Material shown below:
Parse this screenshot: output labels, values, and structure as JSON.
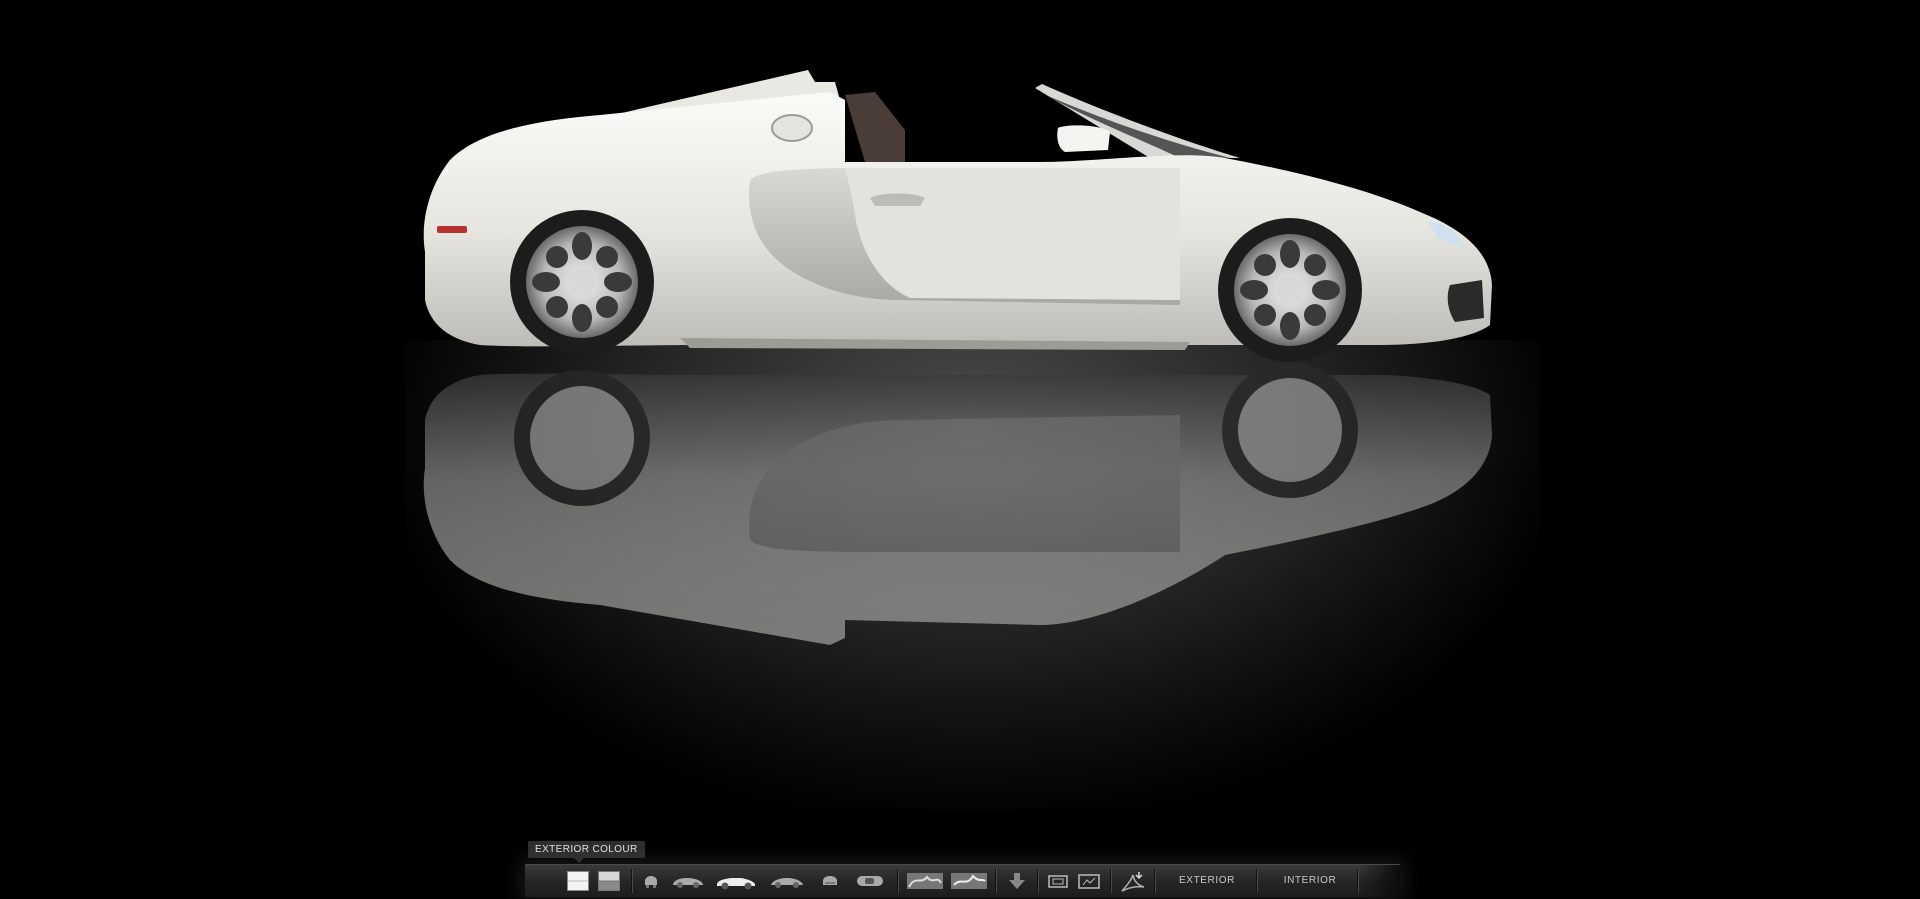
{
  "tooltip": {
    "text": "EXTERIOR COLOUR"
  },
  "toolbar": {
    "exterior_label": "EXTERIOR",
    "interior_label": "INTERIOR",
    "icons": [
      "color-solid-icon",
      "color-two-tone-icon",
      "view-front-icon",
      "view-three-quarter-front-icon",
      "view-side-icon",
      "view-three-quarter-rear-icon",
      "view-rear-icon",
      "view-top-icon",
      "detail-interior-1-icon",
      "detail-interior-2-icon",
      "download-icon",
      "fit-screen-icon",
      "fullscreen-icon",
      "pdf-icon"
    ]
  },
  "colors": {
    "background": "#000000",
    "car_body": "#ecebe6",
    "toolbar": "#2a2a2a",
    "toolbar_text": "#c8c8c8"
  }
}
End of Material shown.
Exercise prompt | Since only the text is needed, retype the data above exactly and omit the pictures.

Answer section |
Parse this screenshot: output labels, values, and structure as JSON.
{
  "tooltip": {
    "text": "EXTERIOR COLOUR"
  },
  "toolbar": {
    "exterior_label": "EXTERIOR",
    "interior_label": "INTERIOR",
    "icons": [
      "color-solid-icon",
      "color-two-tone-icon",
      "view-front-icon",
      "view-three-quarter-front-icon",
      "view-side-icon",
      "view-three-quarter-rear-icon",
      "view-rear-icon",
      "view-top-icon",
      "detail-interior-1-icon",
      "detail-interior-2-icon",
      "download-icon",
      "fit-screen-icon",
      "fullscreen-icon",
      "pdf-icon"
    ]
  },
  "colors": {
    "background": "#000000",
    "car_body": "#ecebe6",
    "toolbar": "#2a2a2a",
    "toolbar_text": "#c8c8c8"
  }
}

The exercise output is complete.